(Exercise): All entries are to be copied exactly, with pictures removed.

[Dataset rows describing interfaces]
+++
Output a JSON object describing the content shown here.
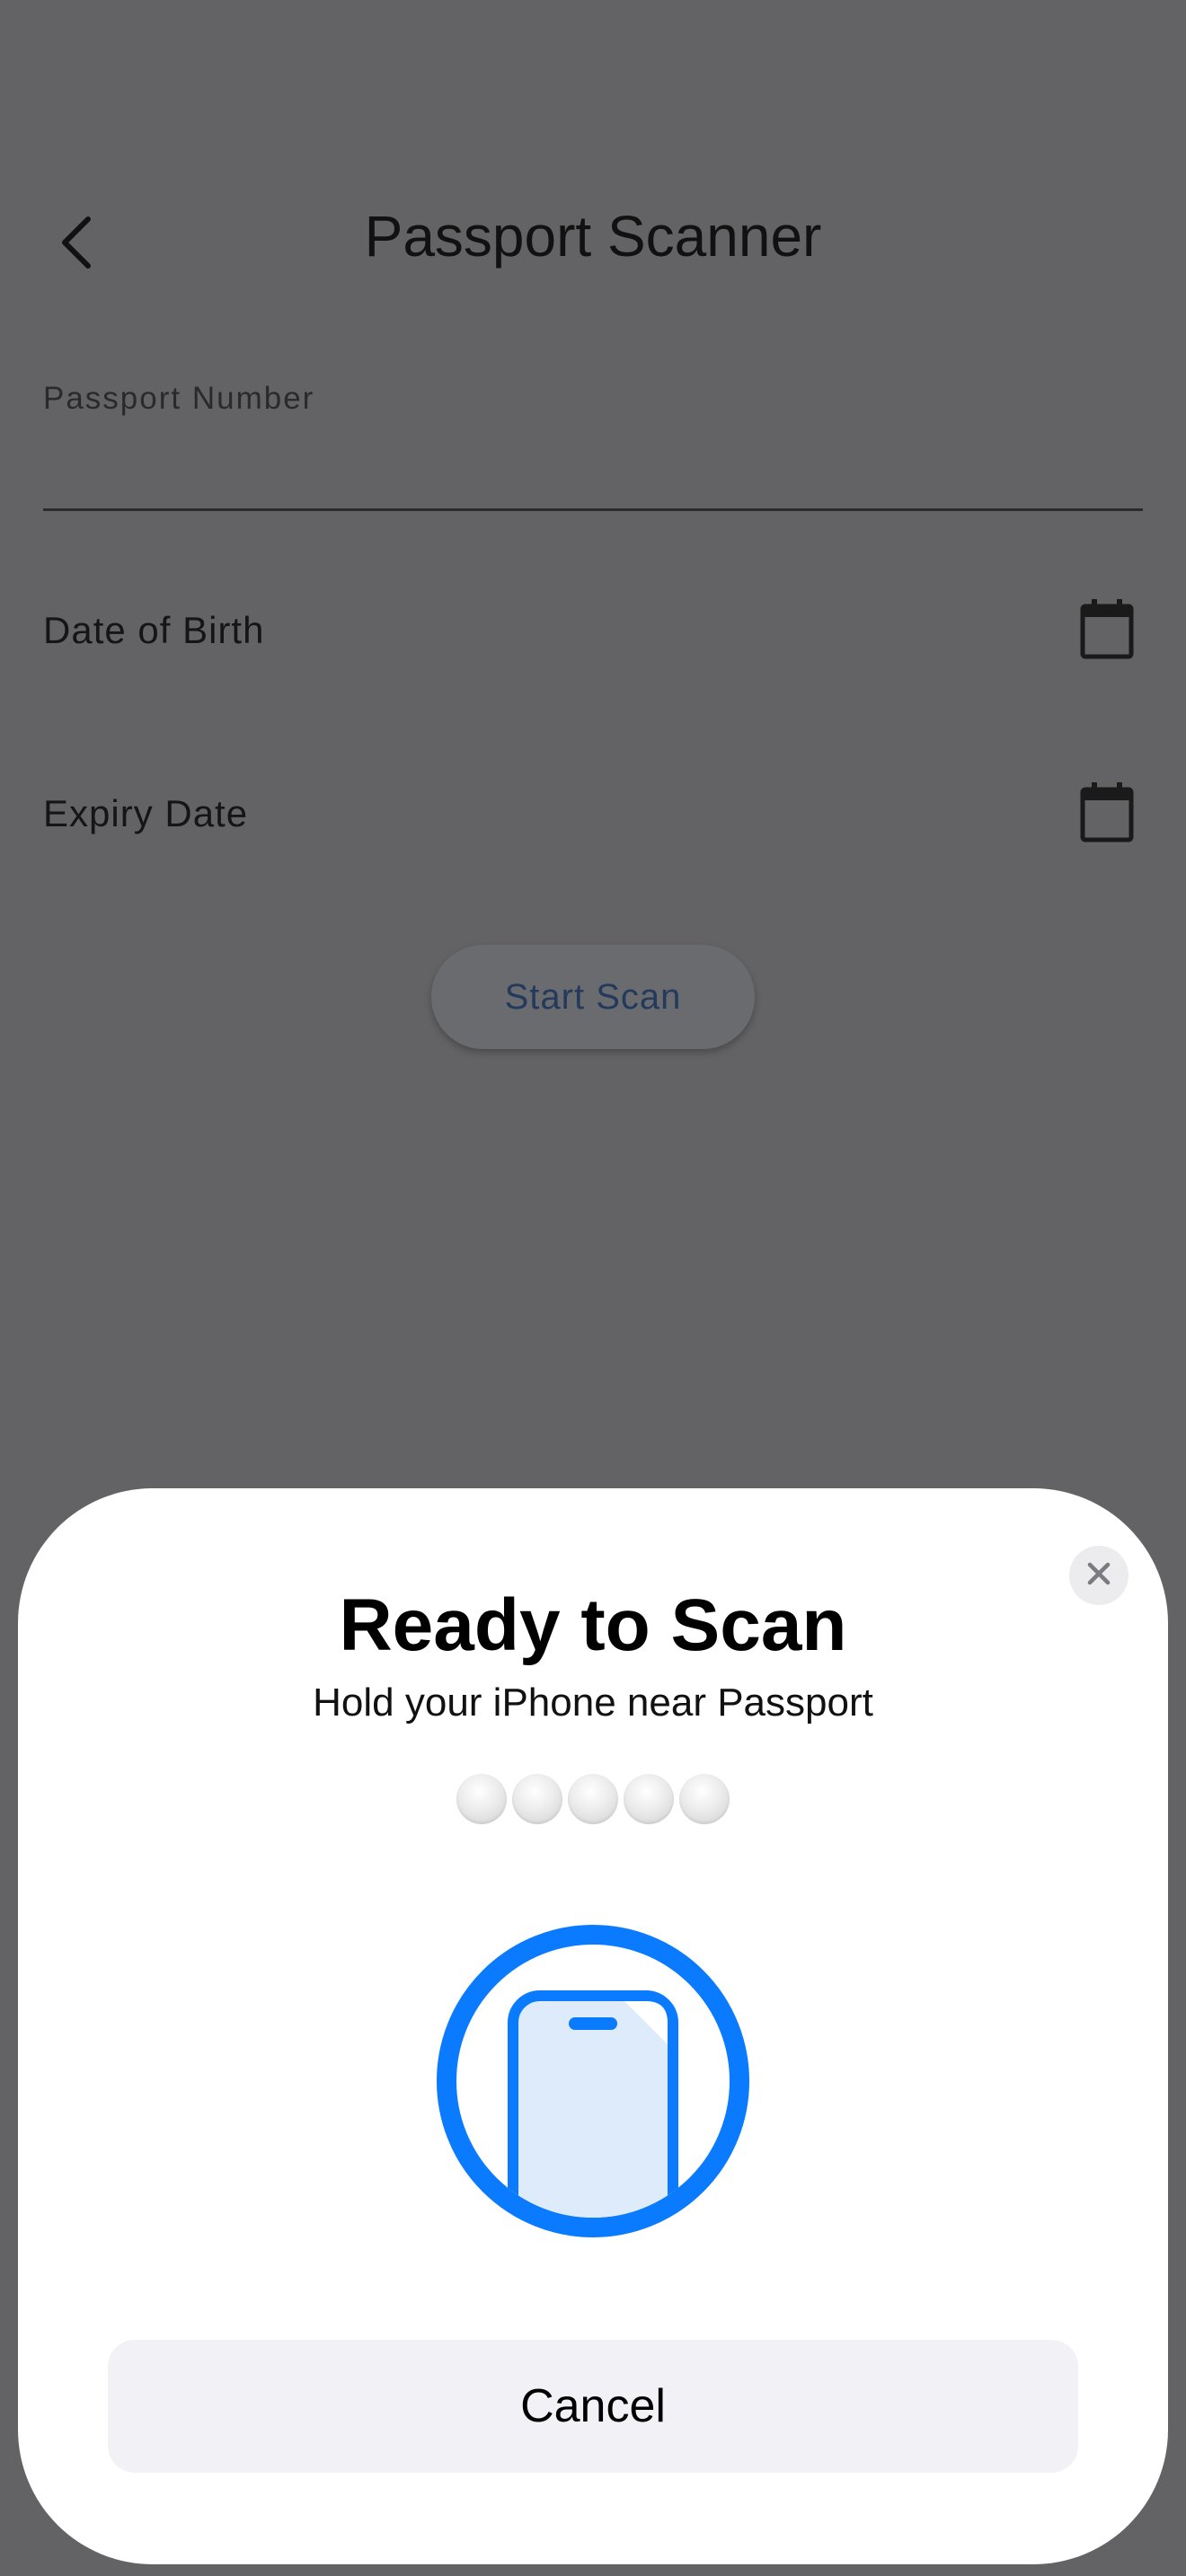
{
  "app": {
    "title": "Passport Scanner"
  },
  "form": {
    "passport_label": "Passport Number",
    "passport_value": "",
    "dob_label": "Date of Birth",
    "expiry_label": "Expiry Date",
    "start_button": "Start Scan"
  },
  "sheet": {
    "title": "Ready to Scan",
    "subtitle": "Hold your iPhone near Passport",
    "progress_dots": 5,
    "cancel_label": "Cancel"
  },
  "icons": {
    "back": "chevron-left-icon",
    "calendar": "calendar-icon",
    "close": "close-icon",
    "nfc": "phone-nfc-icon"
  },
  "colors": {
    "accent": "#0A7AFF",
    "overlay": "#636365",
    "sheet": "#FFFFFF",
    "cancel_bg": "#F2F2F6"
  }
}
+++
(Response):
Output a JSON object describing the content shown here.
{
  "app": {
    "title": "Passport Scanner"
  },
  "form": {
    "passport_label": "Passport Number",
    "passport_value": "",
    "dob_label": "Date of Birth",
    "expiry_label": "Expiry Date",
    "start_button": "Start Scan"
  },
  "sheet": {
    "title": "Ready to Scan",
    "subtitle": "Hold your iPhone near Passport",
    "progress_dots": 5,
    "cancel_label": "Cancel"
  },
  "icons": {
    "back": "chevron-left-icon",
    "calendar": "calendar-icon",
    "close": "close-icon",
    "nfc": "phone-nfc-icon"
  },
  "colors": {
    "accent": "#0A7AFF",
    "overlay": "#636365",
    "sheet": "#FFFFFF",
    "cancel_bg": "#F2F2F6"
  }
}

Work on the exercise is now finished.